(STUDY MATERIAL Opens)
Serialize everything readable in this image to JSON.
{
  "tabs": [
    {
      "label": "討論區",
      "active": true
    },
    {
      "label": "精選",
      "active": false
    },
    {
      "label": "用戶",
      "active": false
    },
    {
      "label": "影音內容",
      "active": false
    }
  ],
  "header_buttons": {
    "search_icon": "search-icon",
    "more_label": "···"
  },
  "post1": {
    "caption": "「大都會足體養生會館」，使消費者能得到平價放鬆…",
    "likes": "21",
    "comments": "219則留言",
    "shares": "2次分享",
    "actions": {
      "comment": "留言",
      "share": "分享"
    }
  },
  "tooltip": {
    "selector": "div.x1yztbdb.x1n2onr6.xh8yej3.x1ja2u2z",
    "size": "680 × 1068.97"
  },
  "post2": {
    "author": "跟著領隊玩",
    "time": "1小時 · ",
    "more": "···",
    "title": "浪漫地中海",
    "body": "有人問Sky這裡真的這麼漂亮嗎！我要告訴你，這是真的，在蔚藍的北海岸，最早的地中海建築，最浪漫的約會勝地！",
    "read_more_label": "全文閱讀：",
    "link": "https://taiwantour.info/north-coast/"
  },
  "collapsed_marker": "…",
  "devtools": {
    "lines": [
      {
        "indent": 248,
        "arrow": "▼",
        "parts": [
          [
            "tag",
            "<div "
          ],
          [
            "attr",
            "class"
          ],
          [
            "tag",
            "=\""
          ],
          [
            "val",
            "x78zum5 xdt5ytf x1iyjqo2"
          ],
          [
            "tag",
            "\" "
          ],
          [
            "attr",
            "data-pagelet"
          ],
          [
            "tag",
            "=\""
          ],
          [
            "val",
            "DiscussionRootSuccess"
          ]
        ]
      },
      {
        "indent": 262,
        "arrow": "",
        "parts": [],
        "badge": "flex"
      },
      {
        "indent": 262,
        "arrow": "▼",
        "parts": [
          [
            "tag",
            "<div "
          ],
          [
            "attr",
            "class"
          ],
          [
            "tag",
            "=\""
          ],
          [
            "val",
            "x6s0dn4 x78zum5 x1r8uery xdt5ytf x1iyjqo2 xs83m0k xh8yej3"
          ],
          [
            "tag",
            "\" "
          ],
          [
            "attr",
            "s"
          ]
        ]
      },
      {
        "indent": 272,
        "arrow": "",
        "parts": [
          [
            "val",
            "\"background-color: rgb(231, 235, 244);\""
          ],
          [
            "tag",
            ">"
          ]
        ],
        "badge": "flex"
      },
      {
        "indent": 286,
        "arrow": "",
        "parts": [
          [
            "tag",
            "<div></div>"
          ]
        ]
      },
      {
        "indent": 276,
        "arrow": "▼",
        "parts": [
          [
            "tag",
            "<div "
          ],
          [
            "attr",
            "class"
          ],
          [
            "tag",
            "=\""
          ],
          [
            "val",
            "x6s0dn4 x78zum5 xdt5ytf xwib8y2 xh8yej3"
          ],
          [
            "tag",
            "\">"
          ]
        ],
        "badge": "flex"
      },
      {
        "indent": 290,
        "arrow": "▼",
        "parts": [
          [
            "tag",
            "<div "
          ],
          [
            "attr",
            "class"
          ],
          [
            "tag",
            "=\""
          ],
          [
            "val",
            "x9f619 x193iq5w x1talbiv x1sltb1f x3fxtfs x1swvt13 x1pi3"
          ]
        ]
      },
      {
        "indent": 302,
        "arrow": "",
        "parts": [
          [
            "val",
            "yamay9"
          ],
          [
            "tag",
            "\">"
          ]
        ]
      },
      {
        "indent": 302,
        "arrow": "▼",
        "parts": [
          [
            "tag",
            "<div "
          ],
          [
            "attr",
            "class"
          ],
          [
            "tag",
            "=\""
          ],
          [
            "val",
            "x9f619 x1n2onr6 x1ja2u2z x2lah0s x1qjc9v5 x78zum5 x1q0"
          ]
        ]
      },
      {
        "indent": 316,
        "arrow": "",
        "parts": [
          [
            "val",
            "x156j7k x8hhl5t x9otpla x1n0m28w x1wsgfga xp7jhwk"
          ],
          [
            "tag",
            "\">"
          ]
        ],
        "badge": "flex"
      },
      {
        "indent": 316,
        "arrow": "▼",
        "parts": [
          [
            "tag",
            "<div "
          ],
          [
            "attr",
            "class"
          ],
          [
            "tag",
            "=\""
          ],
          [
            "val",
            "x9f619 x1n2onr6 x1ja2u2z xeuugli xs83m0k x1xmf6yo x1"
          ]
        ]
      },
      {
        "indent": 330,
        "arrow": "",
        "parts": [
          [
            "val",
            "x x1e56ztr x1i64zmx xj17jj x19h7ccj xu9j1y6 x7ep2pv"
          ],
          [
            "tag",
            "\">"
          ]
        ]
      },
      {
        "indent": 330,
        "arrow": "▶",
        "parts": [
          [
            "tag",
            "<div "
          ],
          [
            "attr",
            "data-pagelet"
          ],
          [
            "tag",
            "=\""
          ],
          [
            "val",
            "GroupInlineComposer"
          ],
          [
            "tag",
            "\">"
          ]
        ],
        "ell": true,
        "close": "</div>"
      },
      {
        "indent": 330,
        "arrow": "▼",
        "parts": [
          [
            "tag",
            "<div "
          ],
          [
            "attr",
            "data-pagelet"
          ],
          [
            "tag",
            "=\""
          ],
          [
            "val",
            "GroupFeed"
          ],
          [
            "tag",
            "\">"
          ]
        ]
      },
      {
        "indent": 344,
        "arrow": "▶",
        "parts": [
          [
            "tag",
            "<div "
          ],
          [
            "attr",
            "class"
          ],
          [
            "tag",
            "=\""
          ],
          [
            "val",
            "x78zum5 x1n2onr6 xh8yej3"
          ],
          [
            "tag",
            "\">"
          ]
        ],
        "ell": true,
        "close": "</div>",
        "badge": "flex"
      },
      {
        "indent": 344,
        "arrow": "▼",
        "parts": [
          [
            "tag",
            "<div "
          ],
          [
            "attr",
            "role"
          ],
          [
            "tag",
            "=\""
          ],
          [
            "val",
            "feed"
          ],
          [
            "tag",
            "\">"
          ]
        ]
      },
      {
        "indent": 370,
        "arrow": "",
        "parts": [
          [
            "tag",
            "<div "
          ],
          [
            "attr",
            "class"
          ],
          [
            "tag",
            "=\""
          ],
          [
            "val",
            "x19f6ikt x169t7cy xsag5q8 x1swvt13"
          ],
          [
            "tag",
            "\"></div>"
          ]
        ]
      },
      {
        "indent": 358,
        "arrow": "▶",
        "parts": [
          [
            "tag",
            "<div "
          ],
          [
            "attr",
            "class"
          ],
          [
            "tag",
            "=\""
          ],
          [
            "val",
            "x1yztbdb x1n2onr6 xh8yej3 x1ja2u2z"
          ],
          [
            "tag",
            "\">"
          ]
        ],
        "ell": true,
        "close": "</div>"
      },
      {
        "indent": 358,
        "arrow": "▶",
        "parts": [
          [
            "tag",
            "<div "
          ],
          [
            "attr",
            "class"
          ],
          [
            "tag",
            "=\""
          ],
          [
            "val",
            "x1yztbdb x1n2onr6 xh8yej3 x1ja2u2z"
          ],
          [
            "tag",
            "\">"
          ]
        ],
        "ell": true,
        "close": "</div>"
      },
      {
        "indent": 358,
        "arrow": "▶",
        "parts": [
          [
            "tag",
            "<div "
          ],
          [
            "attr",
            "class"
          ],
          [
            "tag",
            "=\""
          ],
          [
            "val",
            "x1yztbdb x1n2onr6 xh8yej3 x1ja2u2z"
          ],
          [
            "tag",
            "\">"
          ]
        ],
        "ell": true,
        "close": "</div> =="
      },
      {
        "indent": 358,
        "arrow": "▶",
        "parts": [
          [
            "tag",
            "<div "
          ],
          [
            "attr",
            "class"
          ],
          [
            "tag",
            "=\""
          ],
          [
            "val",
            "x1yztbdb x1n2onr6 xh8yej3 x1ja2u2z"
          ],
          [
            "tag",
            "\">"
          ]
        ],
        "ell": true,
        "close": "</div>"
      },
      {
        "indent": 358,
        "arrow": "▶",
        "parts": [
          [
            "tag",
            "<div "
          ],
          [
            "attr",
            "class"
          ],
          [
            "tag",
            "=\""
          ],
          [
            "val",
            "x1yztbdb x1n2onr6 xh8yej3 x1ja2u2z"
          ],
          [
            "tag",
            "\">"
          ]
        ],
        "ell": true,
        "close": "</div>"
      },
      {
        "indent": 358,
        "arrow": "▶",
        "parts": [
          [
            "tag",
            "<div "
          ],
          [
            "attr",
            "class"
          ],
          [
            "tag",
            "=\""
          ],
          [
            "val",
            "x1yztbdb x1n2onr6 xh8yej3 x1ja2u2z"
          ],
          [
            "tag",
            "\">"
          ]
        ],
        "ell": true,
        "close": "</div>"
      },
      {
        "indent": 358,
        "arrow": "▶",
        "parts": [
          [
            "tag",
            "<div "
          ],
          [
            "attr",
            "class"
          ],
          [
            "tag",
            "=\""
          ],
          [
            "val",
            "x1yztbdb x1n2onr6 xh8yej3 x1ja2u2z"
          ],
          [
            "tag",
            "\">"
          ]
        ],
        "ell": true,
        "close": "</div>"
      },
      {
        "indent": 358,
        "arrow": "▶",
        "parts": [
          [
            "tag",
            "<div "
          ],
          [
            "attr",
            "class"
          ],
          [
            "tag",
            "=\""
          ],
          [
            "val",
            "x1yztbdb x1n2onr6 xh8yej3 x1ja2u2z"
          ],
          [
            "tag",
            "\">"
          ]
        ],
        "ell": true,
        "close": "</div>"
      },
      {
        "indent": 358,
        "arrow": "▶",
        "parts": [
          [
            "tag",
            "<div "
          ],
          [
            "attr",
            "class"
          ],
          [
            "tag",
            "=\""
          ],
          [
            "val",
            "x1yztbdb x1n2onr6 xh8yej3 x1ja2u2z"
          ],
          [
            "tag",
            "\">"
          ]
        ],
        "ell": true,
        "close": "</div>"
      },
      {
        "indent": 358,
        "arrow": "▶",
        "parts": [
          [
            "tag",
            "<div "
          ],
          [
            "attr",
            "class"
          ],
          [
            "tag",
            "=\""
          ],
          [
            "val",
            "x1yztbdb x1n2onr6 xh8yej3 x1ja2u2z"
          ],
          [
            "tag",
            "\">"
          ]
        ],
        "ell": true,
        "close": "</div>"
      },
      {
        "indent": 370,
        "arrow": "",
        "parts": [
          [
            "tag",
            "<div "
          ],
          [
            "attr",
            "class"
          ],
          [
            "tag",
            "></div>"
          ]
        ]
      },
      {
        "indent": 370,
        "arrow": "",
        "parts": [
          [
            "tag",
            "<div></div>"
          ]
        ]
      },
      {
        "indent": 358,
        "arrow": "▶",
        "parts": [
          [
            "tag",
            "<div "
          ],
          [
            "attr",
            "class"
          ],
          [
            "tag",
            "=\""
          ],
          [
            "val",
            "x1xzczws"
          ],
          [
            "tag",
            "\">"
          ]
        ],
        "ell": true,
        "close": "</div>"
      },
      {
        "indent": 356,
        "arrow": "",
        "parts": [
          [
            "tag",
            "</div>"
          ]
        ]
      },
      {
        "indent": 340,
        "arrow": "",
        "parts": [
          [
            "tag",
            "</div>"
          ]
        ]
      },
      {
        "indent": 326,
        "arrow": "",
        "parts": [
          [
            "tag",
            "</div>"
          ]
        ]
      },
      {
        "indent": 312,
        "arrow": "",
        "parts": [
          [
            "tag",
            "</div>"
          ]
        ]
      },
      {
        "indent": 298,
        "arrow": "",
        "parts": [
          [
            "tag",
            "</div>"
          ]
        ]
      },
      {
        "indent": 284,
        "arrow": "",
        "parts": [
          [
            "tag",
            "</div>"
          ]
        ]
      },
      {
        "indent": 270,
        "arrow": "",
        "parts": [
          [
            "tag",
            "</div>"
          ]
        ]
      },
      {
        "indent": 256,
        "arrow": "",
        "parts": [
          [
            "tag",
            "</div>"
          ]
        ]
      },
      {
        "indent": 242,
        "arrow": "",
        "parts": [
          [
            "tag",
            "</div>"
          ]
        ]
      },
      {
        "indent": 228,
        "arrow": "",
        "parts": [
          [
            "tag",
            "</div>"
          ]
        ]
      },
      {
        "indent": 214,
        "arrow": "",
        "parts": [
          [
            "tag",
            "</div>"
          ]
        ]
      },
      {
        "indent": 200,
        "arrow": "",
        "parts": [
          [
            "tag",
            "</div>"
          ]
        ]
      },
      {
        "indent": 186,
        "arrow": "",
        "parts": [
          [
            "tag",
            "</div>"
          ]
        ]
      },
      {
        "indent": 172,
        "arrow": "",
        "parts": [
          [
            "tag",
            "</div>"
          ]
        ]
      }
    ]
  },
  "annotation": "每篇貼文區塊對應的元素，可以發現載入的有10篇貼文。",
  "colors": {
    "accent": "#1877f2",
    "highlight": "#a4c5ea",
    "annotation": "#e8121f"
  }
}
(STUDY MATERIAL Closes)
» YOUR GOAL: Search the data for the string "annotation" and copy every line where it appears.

» TASK ANSWER:
  "annotation": "每篇貼文區塊對應的元素，可以發現載入的有10篇貼文。",
    "annotation": "#e8121f"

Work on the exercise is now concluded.